── Data for this exercise

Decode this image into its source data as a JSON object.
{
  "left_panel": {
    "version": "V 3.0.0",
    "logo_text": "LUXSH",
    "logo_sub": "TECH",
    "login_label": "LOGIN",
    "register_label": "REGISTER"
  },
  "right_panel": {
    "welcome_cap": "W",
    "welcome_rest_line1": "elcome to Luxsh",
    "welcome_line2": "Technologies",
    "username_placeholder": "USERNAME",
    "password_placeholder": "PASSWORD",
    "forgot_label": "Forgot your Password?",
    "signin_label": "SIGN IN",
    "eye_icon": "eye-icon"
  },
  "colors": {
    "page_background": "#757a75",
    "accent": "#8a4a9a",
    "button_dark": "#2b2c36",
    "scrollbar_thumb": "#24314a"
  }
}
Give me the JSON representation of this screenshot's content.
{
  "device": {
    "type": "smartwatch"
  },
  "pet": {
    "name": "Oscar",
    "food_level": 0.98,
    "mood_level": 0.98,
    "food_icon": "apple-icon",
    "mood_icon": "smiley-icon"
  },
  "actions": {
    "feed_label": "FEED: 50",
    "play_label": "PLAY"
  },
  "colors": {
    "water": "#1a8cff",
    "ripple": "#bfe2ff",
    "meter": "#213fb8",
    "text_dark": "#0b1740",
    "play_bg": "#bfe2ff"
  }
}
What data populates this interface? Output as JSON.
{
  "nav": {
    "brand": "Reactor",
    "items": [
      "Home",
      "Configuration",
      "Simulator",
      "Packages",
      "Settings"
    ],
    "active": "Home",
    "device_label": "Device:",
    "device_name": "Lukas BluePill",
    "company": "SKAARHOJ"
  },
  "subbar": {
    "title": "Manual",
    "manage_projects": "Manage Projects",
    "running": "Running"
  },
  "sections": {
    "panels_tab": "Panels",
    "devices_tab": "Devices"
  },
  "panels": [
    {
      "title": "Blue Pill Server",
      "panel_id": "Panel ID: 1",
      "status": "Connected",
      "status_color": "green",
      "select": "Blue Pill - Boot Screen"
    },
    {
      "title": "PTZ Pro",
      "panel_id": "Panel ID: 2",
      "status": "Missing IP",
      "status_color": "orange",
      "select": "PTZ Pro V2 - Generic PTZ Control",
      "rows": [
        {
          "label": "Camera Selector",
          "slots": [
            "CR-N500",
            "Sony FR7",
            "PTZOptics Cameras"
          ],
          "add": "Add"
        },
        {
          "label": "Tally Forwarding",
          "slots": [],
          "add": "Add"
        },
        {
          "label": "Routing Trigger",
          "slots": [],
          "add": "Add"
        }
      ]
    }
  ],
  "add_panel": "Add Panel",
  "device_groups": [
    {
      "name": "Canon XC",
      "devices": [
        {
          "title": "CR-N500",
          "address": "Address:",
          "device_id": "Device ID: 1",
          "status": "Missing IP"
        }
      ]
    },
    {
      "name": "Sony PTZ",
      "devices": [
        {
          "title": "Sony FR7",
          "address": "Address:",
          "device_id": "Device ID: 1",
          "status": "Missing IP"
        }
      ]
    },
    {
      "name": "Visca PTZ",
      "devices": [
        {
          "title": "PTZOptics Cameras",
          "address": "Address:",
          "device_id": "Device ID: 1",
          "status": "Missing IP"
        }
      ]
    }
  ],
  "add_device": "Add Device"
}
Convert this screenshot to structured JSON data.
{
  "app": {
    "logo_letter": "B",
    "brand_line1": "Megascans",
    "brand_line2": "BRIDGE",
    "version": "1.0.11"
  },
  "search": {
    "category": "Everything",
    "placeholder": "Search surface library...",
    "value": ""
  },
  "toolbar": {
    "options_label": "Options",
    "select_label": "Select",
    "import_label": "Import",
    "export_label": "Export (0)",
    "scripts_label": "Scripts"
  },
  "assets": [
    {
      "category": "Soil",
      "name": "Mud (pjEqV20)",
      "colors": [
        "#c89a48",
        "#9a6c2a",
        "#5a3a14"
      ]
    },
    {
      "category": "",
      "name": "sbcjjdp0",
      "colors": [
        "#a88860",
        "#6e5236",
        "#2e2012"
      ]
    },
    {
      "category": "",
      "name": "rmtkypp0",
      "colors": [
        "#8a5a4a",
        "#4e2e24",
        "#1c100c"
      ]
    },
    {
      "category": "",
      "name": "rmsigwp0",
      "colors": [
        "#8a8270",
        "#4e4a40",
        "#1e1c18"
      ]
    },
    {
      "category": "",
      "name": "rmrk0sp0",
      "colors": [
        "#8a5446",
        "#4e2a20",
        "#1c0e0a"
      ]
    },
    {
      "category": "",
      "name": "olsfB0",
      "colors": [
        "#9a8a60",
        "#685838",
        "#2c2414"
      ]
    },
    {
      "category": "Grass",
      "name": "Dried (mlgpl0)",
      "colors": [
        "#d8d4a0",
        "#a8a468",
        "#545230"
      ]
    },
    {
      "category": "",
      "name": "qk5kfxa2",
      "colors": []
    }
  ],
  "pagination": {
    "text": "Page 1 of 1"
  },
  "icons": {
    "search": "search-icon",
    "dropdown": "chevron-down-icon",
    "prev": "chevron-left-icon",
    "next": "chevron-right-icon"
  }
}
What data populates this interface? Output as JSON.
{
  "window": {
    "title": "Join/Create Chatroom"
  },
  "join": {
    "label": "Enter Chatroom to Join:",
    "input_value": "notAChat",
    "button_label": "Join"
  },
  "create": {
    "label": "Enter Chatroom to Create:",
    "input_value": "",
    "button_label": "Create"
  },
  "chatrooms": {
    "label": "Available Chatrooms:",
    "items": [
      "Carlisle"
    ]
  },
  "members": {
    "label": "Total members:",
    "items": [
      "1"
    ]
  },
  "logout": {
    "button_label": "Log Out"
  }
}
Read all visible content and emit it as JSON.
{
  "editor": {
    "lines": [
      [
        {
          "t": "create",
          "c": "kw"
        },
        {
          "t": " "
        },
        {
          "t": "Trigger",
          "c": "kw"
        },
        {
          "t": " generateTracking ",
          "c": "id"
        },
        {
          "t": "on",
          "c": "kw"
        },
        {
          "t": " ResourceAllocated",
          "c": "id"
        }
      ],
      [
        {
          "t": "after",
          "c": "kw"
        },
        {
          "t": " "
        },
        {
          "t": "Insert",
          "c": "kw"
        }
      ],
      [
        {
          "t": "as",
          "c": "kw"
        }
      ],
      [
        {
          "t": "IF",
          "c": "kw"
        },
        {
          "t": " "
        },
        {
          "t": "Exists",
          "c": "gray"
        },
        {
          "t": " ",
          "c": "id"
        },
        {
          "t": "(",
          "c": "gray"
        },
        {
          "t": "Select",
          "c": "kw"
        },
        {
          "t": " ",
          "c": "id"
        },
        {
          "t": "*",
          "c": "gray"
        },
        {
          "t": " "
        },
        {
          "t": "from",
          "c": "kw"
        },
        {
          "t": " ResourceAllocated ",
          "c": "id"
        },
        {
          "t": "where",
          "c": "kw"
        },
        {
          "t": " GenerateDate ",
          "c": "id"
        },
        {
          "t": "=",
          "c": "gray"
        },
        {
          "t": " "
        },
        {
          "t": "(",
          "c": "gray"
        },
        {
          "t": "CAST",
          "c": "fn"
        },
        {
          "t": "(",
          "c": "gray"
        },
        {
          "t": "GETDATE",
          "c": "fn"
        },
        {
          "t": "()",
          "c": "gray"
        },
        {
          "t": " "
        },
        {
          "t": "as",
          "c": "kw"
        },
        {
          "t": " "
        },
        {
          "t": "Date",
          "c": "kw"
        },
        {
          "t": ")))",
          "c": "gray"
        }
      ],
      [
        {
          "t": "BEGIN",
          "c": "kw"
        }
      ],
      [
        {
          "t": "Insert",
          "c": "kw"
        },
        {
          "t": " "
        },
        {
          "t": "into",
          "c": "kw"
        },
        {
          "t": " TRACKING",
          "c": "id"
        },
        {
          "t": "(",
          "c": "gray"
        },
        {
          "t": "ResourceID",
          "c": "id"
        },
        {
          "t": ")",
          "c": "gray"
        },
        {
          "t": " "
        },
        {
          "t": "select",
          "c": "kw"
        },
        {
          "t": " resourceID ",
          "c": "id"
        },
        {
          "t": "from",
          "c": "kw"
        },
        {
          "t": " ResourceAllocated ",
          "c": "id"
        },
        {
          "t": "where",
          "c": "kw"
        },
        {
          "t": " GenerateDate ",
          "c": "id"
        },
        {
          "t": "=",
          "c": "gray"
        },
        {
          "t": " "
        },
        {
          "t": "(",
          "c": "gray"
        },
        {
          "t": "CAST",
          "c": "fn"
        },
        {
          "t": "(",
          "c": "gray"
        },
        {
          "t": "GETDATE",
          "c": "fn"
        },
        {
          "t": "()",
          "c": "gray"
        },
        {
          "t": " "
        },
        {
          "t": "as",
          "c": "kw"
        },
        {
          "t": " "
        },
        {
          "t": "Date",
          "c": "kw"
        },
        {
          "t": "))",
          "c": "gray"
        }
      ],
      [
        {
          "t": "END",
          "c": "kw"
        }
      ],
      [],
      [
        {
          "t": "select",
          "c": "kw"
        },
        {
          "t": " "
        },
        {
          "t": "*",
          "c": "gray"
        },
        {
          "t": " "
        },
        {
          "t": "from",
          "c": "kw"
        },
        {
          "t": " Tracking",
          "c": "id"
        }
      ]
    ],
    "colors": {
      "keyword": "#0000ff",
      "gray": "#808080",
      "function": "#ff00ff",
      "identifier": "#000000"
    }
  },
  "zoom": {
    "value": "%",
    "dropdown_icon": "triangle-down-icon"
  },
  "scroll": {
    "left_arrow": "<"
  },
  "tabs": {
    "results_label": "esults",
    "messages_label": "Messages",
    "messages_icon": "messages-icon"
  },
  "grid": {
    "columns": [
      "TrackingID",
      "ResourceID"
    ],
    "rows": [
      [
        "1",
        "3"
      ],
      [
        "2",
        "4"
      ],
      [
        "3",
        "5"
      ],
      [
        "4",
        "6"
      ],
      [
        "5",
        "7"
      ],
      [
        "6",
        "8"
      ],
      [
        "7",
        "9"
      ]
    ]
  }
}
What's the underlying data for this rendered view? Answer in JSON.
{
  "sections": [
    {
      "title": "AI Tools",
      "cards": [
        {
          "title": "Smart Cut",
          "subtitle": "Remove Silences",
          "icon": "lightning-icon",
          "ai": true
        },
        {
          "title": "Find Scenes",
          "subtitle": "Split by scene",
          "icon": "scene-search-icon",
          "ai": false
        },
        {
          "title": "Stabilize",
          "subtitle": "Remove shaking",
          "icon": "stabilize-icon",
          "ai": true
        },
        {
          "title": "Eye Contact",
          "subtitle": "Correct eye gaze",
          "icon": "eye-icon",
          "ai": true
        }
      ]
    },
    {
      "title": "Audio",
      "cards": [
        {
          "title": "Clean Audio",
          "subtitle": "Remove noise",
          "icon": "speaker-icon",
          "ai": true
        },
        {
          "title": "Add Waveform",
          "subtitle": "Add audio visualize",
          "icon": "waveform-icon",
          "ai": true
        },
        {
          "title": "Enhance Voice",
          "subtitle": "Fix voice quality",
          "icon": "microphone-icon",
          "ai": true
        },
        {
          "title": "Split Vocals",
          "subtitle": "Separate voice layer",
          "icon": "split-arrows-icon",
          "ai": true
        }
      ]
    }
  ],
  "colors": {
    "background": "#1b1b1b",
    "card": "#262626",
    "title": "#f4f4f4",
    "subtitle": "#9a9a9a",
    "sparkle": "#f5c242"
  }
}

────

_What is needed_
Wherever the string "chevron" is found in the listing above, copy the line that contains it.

_Exercise response_
    "dropdown": "chevron-down-icon",
    "prev": "chevron-left-icon",
    "next": "chevron-right-icon"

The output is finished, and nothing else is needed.